“In 2011, I set up Green Collar Asia, a green jobs portal that helps me engage with an industry audience as well. The vocabulary and messaging are very different, but it keeps me on my toes as I toggle between these two diverse target audiences without losing my core authenticity,” she adds.
She gives the thumbs-up to her supportive family. “My two daughters and husband share the ‘green’ ethos of leading a simple, non-consumerist lifestyle,” she says.
Ms Bhavani lauds the vision and foresight of former Prime Minister Lee Kuan Yew, who “used the strategy of greening the city to distinguish Singapore from other Third World countries and as a source of competitive advantage, as well as to see tree planting as a motivating vehicle for nation building”.
Mr Lee started the Tree Planting campaign in 1963, which has become an unbroken 50-year tradition, and this month the National Parks Board marked the half-century of tree-planting and greening Singapore by setting aside 1,963 trees for members of the public to plant. More than $470,000 raised went to enhance the biodiversity and heritage value of the Singapore Botanic Gardens.
Her crusade about the right green issues will be a “lifelong campaign”, she says.

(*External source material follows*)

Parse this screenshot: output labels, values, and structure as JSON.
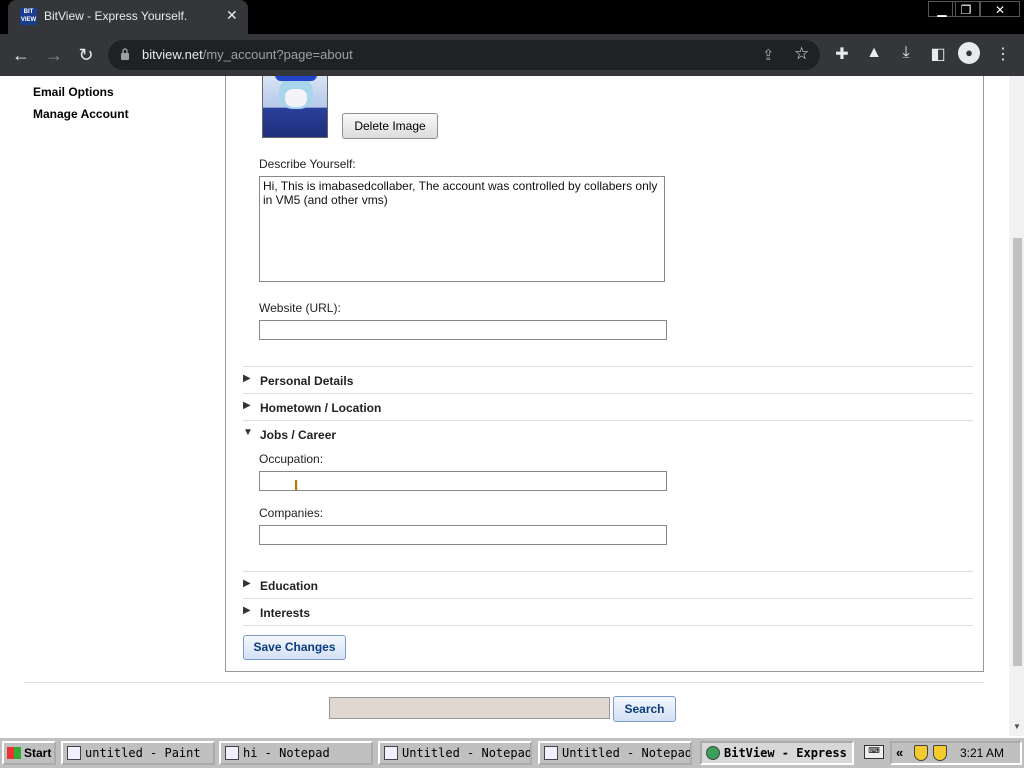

Her longer-term dream: to move the younger generation of Singapreans from a “5 Cs” society that believes in car, condo, cash, country club and credit card to a “5 Gs” society: Gracious, Giving, Green, Grounded and Grateful.